David Plouffe served as the campaign manager for President Barack Obama’s 2008 presidential campaign and was appointed a senior advisor to the President in 2011. He is now a strategic advisor for the ride service, Uber. David Plouffe visited the Goldman School during “Stop the Clock” week, which provides students and faculty with a chance to interact with leading decision-makers who have worked in public policy and government. The following is an excerpt from a conversation between him and students Taylor Myers, Andrew Wilson, Cassandra Bayer and Ian Perry of PolicyMatters Journal.
The full interview will be available on PolicyMatters Journal.
At the Goldman School, we use a strategic framework called the Eightfold Path to think about policy issues. When you are thinking in the realm of political strategy, do you use a similar framework?
With elections, it always starts with how many votes you need. There’s not a lot of debate about what the issues are—the candidate already knows that going in. But then you think through, “what’s your base?” “Are there swing voters? “What concerns do they have about you and your opponent?” You have to find ways to turn out your supporters. It’s more about inspiration than it is about technology. Voters are either motivated or they’re not. So that’s got to be your guiding light. The way you measure is by always making progress towards a vote goal. Even the money you raise has to be married to a campaign to acquire a vote goal.
In terms of public policy, it depends. Some public policy debates can seem like they’re all about making the right data-driven decision. But it’s often not that easy. It’s also about building public support and the permission structure for people to be supportive of something. So there’s the data, and there are the policy recommendations, but who will be affected by this? What’s the best human face to put on this? That’s really important. I think that blending that—the story telling with the policy—is difficult, but when it works well, that tends to be how you are successful.
Is there is similar strategy for electorate vote goals, or working in the House or the Senate?
Yes, you have to count votes. And in a close vote in the House or Senate, you’ve got to build a campaign for each swing voter—what do they care about substantively? What’s their political situation? Who would be an effective advocate to talk to them? That could be another colleague, that could be a policy expert. We even did this in the Iowa Caucuses in 2008. We had people who were concerned about energy or health care, and we had policy experts who were volunteering on the campaign and we would say, “would you like to sit down and talk with this policy expert?” and they would!
So how does that translate to the private sector? Are you seeing that you’re using the same kinds of strategies in your work with Uber?
Well, it’s a little different, but if we have a vote in the city council or legislature, yes. You are trying to understand where people initially are and what would be the strongest arguments to them. So in our case, it could be about flexible work or reducing congestion—you have to understand your audience.

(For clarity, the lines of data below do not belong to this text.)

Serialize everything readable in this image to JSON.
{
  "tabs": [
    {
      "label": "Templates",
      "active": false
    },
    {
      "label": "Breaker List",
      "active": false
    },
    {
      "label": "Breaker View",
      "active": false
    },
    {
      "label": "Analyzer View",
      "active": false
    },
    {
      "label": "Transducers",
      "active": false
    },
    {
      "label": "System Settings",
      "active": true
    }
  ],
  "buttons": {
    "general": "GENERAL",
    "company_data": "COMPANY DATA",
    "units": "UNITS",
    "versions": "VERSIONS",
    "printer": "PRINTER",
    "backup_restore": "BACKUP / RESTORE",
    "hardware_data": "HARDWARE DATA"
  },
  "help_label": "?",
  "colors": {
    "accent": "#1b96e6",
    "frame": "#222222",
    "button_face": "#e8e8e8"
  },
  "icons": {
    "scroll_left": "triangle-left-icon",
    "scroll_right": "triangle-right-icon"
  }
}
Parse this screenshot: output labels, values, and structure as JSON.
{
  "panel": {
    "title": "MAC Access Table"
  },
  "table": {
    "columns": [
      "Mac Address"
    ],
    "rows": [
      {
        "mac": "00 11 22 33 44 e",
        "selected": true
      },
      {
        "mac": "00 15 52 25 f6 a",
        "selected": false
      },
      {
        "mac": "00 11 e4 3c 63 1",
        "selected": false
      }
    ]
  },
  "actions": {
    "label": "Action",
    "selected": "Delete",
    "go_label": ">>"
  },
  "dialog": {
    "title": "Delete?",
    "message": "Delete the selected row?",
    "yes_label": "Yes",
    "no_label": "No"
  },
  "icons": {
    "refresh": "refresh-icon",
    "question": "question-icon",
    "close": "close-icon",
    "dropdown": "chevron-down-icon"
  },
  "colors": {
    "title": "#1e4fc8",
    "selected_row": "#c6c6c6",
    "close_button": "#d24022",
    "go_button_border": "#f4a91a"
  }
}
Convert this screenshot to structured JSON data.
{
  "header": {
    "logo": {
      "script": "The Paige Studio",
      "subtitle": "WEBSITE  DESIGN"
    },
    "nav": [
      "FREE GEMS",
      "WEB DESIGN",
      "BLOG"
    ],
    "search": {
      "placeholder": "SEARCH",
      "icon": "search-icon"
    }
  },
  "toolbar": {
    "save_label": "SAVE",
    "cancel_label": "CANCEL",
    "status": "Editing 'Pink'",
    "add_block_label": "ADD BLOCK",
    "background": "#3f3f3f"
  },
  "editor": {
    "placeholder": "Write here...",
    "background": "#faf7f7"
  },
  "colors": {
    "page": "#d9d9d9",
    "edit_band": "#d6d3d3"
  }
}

If I’m a 55-year-old person who is looking for extra money and my only image of Uber is of young people, I might not think that’s for me. It’s the same thing in politics. There were a lot of people in 2008 who thought, “Obama...hmm...young...race….” So one of the ways people got comfortable was to see people like them in their community being supportive; this gave people the permission structures to come out and support him.
It’s important to note that it just can’t be the data or even the top-line message. You have to get some sense of who the audience is and what’s the best way for them to experience your argument. Many times, there’s a visual. If you can’t express your message in an infographic or short video, you’re probably not going to get it through.
So talking about consuming information, it’s hard to remember a presidential election where we have followed delegate counts and nomination details so closely. What are your thoughts on the delegate situation, and perhaps the possibility of a brokered convention?
The 2008 Obama–Clinton race was the first time that a lot of the news media covered the delegate situation. Before 2008, media coverage was just who won the state. So I would get on the phone with news directors and anchors and say, “You guys have to start covering the delegates.”
I remember our Super Tuesday—it was big: 22 states. Generally, Hillary Clinton won California, New York and Massachusetts, so a lot of the coverage was that Hillary Clinton had a better day because she won big states. Our challenge in the 24 hours after was to actually say, “we won more delegates.” It’s a byzantine process, but people certainly seem to be interested by it and they are certainly learning a lot about how we elect a president.
Will there be a contested convention? I think it’s 50–50 that Trump will not have enough delegate pre-convention, which means it will go to Cleveland. If he doesn’t secure enough votes in the first round or two, you will have something that political junkies have dreamed about for a very long time. You’ll have multiple ballots like we used to use before we had primaries and elections to decide the nominees. At the end of the day, if Trump is denied the nomination, and if Cruz is not picked, the message being sent will be that the voters had their say, but the party bosses are coming in. I don’t think this will happen. That’s a very destabilizing message.
This interview originally appeared in the Spring 2016 edition of Policy Notes.